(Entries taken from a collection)
=== Begin Enclosure ===

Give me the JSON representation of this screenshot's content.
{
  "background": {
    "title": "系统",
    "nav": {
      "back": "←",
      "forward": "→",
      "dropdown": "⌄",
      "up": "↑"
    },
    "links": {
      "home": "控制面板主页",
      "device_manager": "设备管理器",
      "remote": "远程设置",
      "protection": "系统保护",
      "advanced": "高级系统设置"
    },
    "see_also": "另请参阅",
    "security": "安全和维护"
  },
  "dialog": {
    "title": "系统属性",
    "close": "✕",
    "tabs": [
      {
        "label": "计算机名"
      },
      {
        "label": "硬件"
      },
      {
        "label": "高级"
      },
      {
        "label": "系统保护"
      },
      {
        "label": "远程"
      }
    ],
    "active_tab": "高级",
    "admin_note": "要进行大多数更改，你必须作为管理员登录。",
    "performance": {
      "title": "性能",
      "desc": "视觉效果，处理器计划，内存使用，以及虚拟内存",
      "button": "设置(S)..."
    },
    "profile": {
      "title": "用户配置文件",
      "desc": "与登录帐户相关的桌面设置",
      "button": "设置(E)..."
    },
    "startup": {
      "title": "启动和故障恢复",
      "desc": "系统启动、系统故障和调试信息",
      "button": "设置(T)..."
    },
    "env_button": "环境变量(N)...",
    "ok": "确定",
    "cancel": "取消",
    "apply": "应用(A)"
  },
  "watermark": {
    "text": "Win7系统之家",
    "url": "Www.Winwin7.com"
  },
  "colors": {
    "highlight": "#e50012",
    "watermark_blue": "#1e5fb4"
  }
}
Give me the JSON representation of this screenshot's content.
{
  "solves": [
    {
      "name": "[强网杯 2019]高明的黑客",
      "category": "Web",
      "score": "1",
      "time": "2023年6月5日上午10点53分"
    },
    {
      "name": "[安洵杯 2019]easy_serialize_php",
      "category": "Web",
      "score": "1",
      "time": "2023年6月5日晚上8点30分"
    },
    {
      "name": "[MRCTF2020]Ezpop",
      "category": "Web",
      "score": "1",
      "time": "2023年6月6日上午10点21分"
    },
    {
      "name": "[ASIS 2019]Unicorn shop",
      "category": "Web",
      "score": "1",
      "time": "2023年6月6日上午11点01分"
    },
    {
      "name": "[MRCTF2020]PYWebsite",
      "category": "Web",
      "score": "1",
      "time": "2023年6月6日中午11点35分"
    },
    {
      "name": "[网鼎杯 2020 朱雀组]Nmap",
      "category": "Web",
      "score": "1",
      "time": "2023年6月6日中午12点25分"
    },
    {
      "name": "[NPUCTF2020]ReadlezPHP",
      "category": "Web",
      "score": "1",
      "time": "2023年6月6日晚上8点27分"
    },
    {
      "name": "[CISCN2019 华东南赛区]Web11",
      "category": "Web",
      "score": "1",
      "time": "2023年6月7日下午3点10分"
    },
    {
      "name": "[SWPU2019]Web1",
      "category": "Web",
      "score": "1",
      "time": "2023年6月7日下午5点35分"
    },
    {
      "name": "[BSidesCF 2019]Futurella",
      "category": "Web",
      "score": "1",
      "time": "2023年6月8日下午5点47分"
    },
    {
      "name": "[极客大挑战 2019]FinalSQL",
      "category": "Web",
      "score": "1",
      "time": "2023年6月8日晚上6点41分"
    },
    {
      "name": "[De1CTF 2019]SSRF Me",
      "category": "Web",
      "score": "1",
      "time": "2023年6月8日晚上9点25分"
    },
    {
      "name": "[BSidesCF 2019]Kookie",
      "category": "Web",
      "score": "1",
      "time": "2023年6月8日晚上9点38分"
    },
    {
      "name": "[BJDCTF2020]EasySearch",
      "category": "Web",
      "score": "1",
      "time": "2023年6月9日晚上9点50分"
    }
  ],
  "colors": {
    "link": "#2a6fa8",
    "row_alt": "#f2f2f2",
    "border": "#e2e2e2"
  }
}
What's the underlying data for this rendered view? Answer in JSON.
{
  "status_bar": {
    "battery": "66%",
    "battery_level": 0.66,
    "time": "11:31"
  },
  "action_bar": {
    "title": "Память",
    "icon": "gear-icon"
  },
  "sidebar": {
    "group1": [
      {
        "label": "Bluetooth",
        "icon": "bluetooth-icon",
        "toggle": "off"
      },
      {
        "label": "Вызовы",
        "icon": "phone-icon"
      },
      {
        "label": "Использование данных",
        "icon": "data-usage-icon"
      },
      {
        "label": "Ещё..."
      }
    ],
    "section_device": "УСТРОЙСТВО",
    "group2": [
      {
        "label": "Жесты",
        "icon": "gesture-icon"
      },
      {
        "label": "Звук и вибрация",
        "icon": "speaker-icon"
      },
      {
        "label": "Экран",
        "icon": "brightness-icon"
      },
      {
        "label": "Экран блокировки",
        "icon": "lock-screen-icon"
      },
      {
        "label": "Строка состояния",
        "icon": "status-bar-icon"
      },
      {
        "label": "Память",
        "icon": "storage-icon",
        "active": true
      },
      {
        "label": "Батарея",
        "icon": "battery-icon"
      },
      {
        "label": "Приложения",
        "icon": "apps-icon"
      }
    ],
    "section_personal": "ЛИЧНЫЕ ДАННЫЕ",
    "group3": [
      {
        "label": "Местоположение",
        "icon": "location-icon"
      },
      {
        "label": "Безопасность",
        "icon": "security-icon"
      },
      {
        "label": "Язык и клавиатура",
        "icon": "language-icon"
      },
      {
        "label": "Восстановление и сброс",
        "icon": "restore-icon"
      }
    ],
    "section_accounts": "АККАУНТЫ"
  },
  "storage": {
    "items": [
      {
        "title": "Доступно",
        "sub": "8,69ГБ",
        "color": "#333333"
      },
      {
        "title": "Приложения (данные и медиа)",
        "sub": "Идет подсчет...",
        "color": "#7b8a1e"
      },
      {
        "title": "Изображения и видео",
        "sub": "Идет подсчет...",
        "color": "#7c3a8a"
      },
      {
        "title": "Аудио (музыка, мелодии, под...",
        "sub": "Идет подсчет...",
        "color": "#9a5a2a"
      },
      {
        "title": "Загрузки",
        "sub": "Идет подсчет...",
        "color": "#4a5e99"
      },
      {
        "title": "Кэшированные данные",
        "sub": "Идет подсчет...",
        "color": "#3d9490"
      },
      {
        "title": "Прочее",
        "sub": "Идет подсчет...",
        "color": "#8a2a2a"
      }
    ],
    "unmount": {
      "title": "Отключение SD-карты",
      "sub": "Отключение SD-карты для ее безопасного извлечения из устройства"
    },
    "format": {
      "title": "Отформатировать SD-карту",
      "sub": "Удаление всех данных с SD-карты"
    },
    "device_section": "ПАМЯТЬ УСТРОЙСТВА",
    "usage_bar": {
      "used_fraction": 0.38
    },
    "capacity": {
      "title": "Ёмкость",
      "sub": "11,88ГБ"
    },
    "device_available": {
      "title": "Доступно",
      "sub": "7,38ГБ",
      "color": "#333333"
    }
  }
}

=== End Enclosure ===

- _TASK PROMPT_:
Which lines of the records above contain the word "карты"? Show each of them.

- _ANSWER SPACE_:
      "title": "Отключение SD-карты",
      "sub": "Отключение SD-карты для ее безопасного извлечения из устройства"
      "sub": "Удаление всех данных с SD-карты"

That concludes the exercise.